» **DESCRIPTION OF THE TASK**:
Track down every line below that holds "true" and copy it.

» **RECORDS FOR THIS EXERCISE**:

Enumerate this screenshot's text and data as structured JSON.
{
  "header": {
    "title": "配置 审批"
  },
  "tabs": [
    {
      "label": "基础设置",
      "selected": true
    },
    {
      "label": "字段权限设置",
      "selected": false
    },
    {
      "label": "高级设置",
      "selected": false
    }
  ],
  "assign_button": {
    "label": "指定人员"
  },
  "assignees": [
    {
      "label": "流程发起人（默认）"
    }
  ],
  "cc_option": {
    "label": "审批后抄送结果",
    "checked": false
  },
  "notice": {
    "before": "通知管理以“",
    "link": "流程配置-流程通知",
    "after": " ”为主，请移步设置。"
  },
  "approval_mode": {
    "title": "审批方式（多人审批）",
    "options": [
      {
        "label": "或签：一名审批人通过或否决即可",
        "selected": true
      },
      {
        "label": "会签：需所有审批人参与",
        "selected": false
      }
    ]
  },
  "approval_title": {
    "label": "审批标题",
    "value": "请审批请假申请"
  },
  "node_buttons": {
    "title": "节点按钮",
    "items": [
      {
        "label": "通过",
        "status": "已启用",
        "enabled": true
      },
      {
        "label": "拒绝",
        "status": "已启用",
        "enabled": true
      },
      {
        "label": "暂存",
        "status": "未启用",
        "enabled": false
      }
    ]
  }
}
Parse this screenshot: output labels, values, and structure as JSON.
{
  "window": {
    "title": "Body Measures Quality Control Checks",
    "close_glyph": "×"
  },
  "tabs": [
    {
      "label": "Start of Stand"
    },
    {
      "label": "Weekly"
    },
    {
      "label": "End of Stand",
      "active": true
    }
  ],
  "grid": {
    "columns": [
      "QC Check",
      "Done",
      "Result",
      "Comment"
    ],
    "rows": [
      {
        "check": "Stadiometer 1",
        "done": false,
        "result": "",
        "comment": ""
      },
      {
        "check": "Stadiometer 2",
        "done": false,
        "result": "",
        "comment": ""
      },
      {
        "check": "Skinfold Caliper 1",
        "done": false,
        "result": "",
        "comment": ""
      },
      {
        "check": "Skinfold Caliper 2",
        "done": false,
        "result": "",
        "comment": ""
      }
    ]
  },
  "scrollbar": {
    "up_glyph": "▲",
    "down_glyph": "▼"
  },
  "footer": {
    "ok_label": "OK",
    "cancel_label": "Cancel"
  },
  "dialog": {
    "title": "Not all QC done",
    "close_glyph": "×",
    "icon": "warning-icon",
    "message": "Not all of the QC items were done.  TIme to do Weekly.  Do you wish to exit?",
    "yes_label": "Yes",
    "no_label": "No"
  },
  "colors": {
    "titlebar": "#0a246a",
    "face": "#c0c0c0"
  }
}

» **REPLY TO THE TASK**:
      "selected": true
        "selected": true
        "enabled": true
        "enabled": true
      "active": true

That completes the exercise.